Drug abuse often requires detoxification and medication therapy, with behavioral therapy and counseling also required to treat the precedents of addiction. There are many ways to abuse prescription drugs, including over using prescriptions, combining prescriptions, taking other people’s prescriptions, purchasing prescriptions on the black market, and using different methods of administration than intended.
According to the National Institute on Drug Abuse, prescribed drug abuse affects roughly 20 percent of the American adult population, with people abusing opioids, tranquilizers and stimulants on a regular basis.
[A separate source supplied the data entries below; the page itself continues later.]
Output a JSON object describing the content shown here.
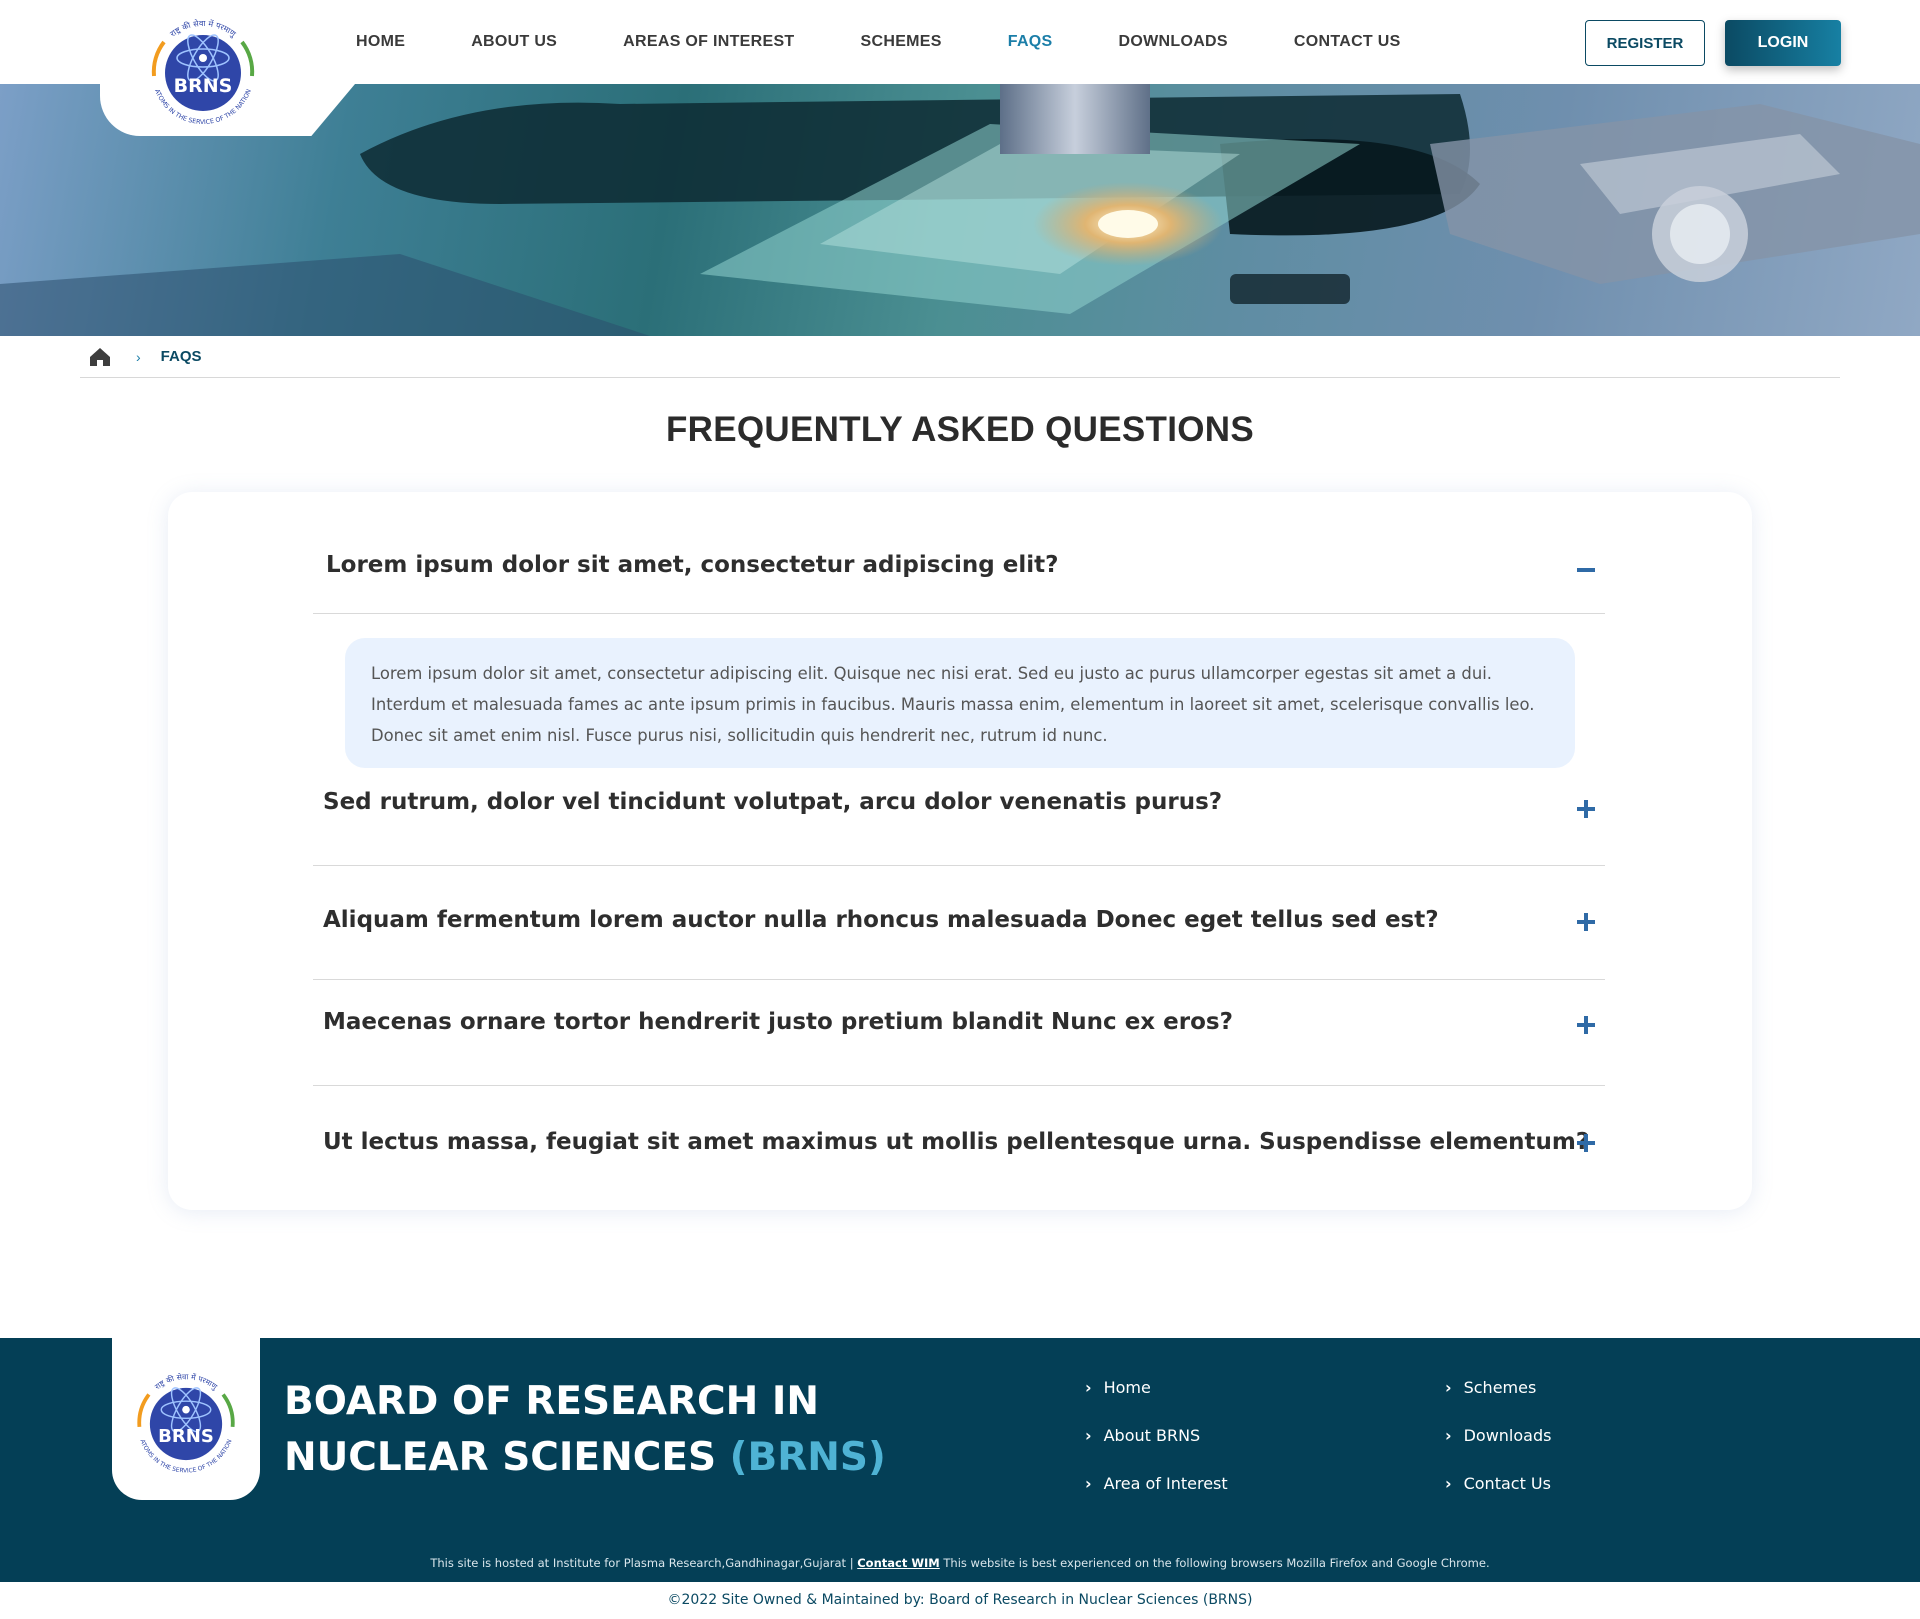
{
  "header": {
    "logo_text": "BRNS",
    "logo_ring_top": "राष्ट्र की सेवा में परमाणु",
    "logo_ring_bottom": "ATOMS IN THE SERVICE OF THE NATION",
    "nav": [
      {
        "label": "HOME",
        "active": false
      },
      {
        "label": "ABOUT US",
        "active": false
      },
      {
        "label": "AREAS OF INTEREST",
        "active": false
      },
      {
        "label": "SCHEMES",
        "active": false
      },
      {
        "label": "FAQS",
        "active": true
      },
      {
        "label": "DOWNLOADS",
        "active": false
      },
      {
        "label": "CONTACT US",
        "active": false
      }
    ],
    "register_label": "REGISTER",
    "login_label": "LOGIN"
  },
  "breadcrumb": {
    "home_icon": "home-icon",
    "separator_icon": "chevron-right-icon",
    "current": "FAQS"
  },
  "page": {
    "title": "FREQUENTLY ASKED QUESTIONS"
  },
  "faq": {
    "items": [
      {
        "question": "Lorem ipsum dolor sit amet, consectetur adipiscing elit?",
        "expanded": true,
        "answer": "Lorem ipsum dolor sit amet, consectetur adipiscing elit. Quisque nec nisi erat. Sed eu justo ac purus ullamcorper egestas sit amet a dui. Interdum et malesuada fames ac ante ipsum primis in faucibus. Mauris massa enim, elementum in laoreet sit amet, scelerisque convallis leo. Donec sit amet enim nisl. Fusce purus nisi, sollicitudin quis hendrerit nec, rutrum id nunc."
      },
      {
        "question": "Sed rutrum, dolor vel tincidunt volutpat, arcu dolor venenatis purus?",
        "expanded": false
      },
      {
        "question": "Aliquam fermentum lorem auctor nulla rhoncus malesuada Donec eget tellus sed est?",
        "expanded": false
      },
      {
        "question": "Maecenas ornare tortor hendrerit justo pretium blandit Nunc ex eros?",
        "expanded": false
      },
      {
        "question": "Ut lectus massa, feugiat sit amet maximus ut mollis pellentesque urna. Suspendisse elementum?",
        "expanded": false
      }
    ],
    "collapse_icon": "minus-icon",
    "expand_icon": "plus-icon"
  },
  "footer": {
    "title_line1": "BOARD OF RESEARCH IN",
    "title_line2": "NUCLEAR SCIENCES",
    "title_abbr": "(BRNS)",
    "links_col1": [
      "Home",
      "About BRNS",
      "Area of Interest"
    ],
    "links_col2": [
      "Schemes",
      "Downloads",
      "Contact Us"
    ],
    "note_pre": "This site is hosted at Institute for Plasma Research,Gandhinagar,Gujarat  |",
    "note_link": "Contact WIM",
    "note_post": "This website is best experienced on the following browsers Mozilla Firefox and Google Chrome.",
    "copyright": "©2022 Site Owned & Maintained by: Board of Research in Nuclear Sciences (BRNS)"
  },
  "colors": {
    "accent": "#1b7ea8",
    "dark_teal": "#0b4a63",
    "footer_bg": "#043f56",
    "answer_bg": "#e9f2fe",
    "toggle": "#2f6aa6"
  }
}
The vast majority of prescribed drug abuse falls into three distinct categories: opioid painkillers, central nervous system (CNS) depressant tranquilizers, and stimulants. Examples of opioid drugs include codeine, oxycodone, hydrocodone, methadone, buprenorphine, morphine, fentanyl and meperidine. Common trade names include Oxycontin, Precocet, Diluadid, Oxyfast, Lorcet and Vicodin.
The most widely abused CNS depressants are benzodiazepines, including Valium, Xanax, Serax, Klonopin and Ativan. These drugs are taken for their sedative and hypnotic qualities, and are prescribed legally to treat anxiety and sleep disorders. Stimulants such as Adderall and Ritalin are also widely abused for their stimulant properties, with these drugs taken medically to treat narcolepsy and attention deficit hyperactivity disorder (ADHD).
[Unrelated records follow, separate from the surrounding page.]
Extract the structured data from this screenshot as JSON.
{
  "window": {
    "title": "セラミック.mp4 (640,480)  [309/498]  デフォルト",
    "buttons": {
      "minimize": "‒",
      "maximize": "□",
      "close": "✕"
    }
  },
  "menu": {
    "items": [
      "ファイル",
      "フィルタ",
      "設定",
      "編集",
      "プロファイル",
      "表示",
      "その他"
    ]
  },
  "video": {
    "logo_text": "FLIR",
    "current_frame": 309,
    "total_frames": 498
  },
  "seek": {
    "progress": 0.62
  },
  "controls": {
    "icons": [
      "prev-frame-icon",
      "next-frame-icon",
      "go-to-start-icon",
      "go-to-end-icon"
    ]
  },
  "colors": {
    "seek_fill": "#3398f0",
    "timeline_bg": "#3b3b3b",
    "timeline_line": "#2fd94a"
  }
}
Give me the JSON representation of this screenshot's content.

Prescribed drug abuse is on the rise in America, with more drugs available than ever before through local and online pharmacies. In fact, Americans use roughly 75 percent of the global supply of prescription medications, despite only accounting for 5 percent of the global population. A massive 52 million people in the United States have misused prescription medications at some point in their lifetime, with an estimated 8.76 million current abusers. Opioid painkillers are the most widely abused prescription drugs, with 5.1 million current abusers, followed by tranquilizers at 2.2 million and stimulants at 1.1 million.
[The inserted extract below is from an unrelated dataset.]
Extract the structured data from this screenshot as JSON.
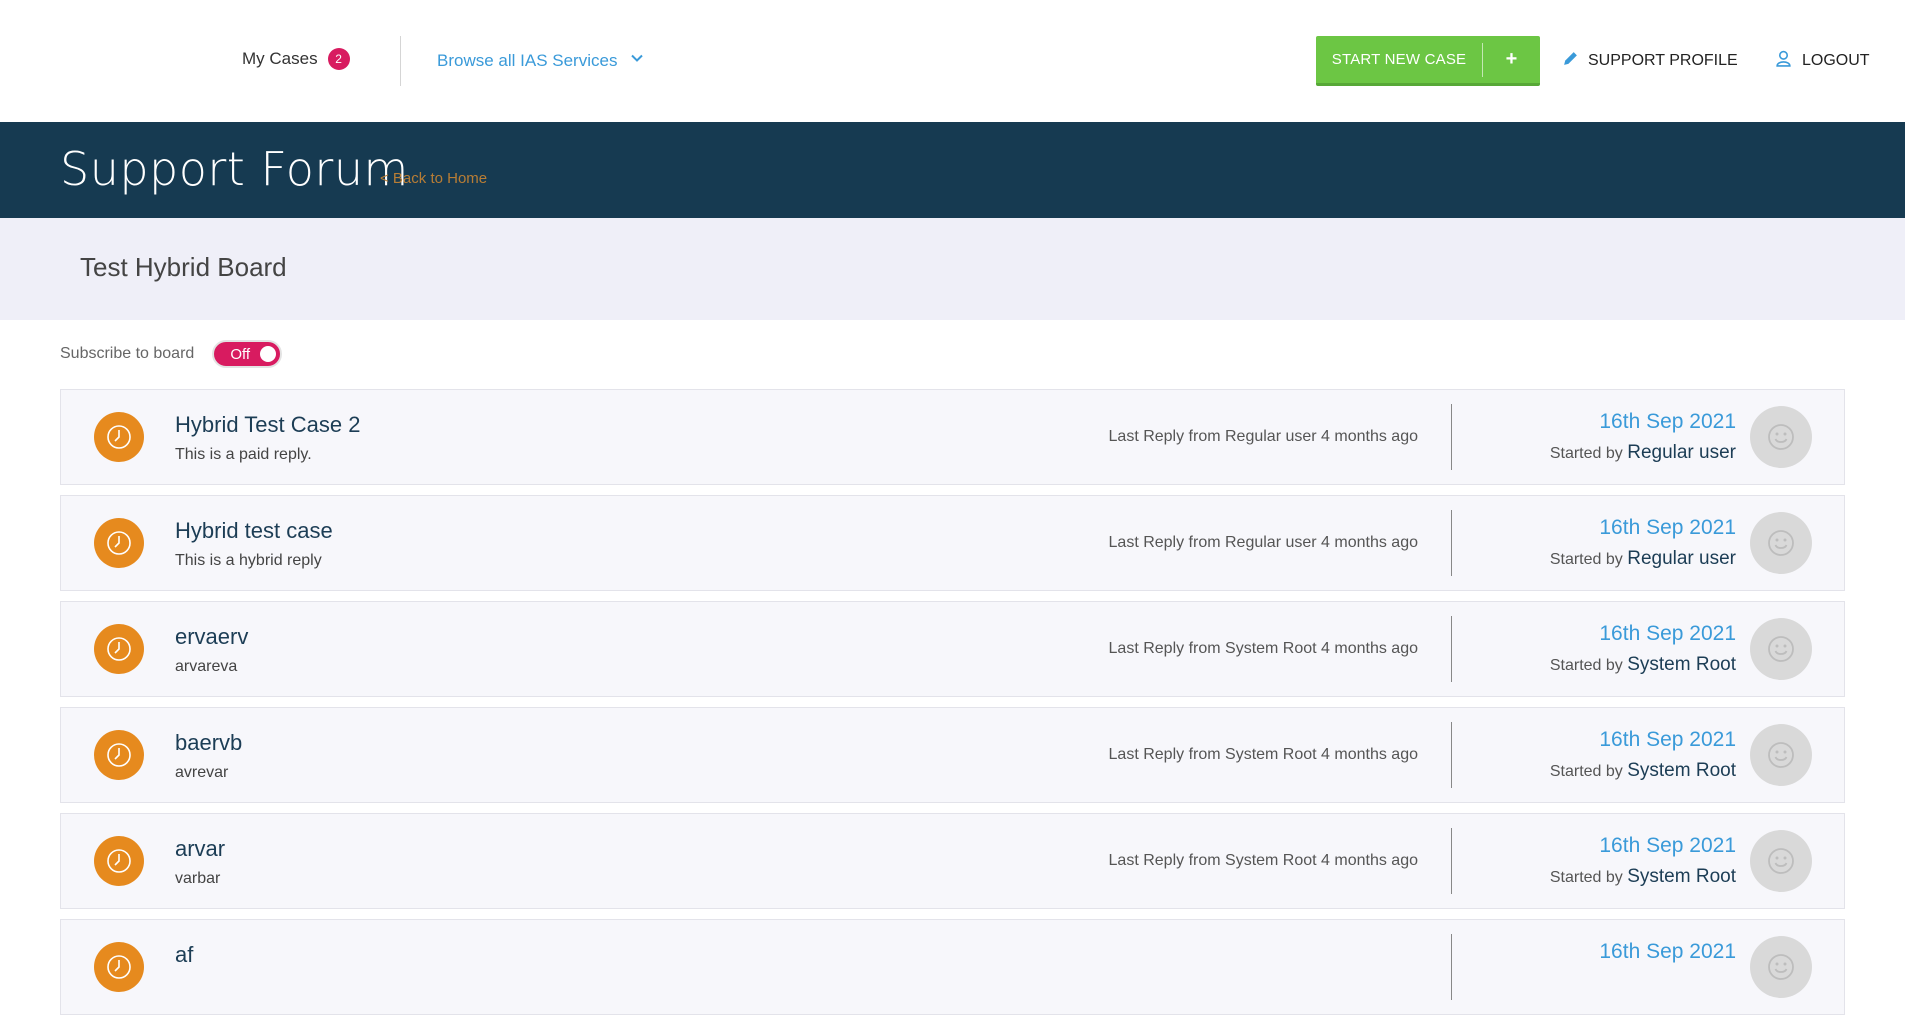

Prescribed drug abuse involves the over use or misuse of legal medications, with common signs including multiple trips to the doctor, doctor shopping, forging or stealing prescriptions, and purchasing prescriptions for drugs on the black market. According to the FDA, the guidelines for using prescription medications safely include:
Depending on the abused medication in question, a medical detox period may be required before the start of a treatment program. Common treatment medications include Suboxone, methadone, naltrexone, Antabuse, Neurontin and Bupropion. Long-term opiate replacement therapy may be used in severe cases of opioid addiction, with methadone and buprenorphine prescribed in the context of harm reduction.
Ongoing psychotherapy and counseling may be required following a medication regime, with behavioral therapy and relapse prevention programs designed to treat the precedents of drug addiction. In order to ensure an effective and long-term recovery, aftercare programs may be required on an indefinite basis to ensure a sustainable long-term recovery.